Your objective: Go through the data underneath and report how many lines hold the string "Disk", giving only the number.

Items from an interface collection
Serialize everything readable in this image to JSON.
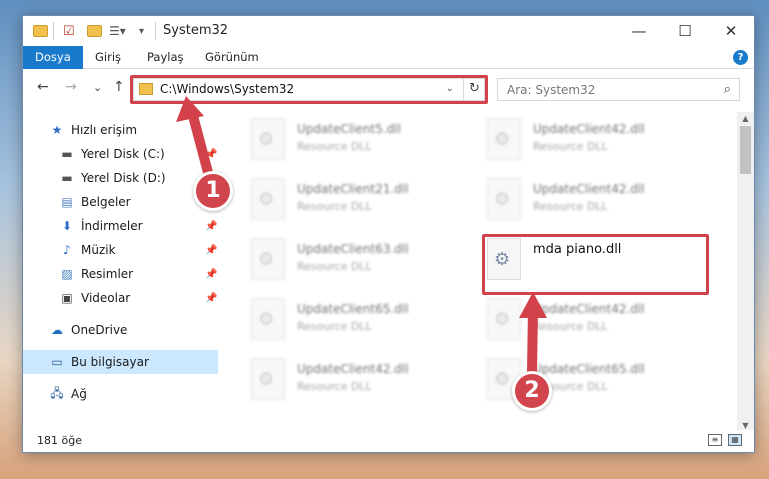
{
  "window": {
    "title": "System32",
    "controls": {
      "minimize": "—",
      "maximize": "☐",
      "close": "✕"
    }
  },
  "ribbon": {
    "tabs": [
      "Dosya",
      "Giriş",
      "Paylaş",
      "Görünüm"
    ],
    "active_tab": "Dosya",
    "help": "?"
  },
  "navigation": {
    "back": "←",
    "forward": "→",
    "recent": "⌄",
    "up": "↑",
    "address": "C:\\Windows\\System32",
    "refresh": "↻",
    "search_placeholder": "Ara: System32"
  },
  "sidebar": {
    "items": [
      {
        "label": "Hızlı erişim",
        "icon": "star-icon"
      },
      {
        "label": "Yerel Disk (C:)",
        "icon": "drive-icon"
      },
      {
        "label": "Yerel Disk (D:)",
        "icon": "drive-icon"
      },
      {
        "label": "Belgeler",
        "icon": "documents-icon"
      },
      {
        "label": "İndirmeler",
        "icon": "download-icon"
      },
      {
        "label": "Müzik",
        "icon": "music-icon"
      },
      {
        "label": "Resimler",
        "icon": "pictures-icon"
      },
      {
        "label": "Videolar",
        "icon": "video-icon"
      },
      {
        "label": "OneDrive",
        "icon": "cloud-icon"
      },
      {
        "label": "Bu bilgisayar",
        "icon": "computer-icon"
      },
      {
        "label": "Ağ",
        "icon": "network-icon"
      }
    ]
  },
  "files": [
    {
      "name": "UpdateClient5.dll",
      "type": "Resource DLL"
    },
    {
      "name": "UpdateClient42.dll",
      "type": "Resource DLL"
    },
    {
      "name": "UpdateClient21.dll",
      "type": "Resource DLL"
    },
    {
      "name": "UpdateClient42.dll",
      "type": "Resource DLL"
    },
    {
      "name": "UpdateClient63.dll",
      "type": "Resource DLL"
    },
    {
      "name": "mda piano.dll",
      "type": ""
    },
    {
      "name": "UpdateClient65.dll",
      "type": "Resource DLL"
    },
    {
      "name": "UpdateClient42.dll",
      "type": "Resource DLL"
    },
    {
      "name": "UpdateClient42.dll",
      "type": "Resource DLL"
    },
    {
      "name": "UpdateClient65.dll",
      "type": "Resource DLL"
    }
  ],
  "status": {
    "count": "181 öğe"
  },
  "annotations": {
    "badge1": "1",
    "badge2": "2",
    "color": "#d3424a"
  }
}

Answer to this task: 2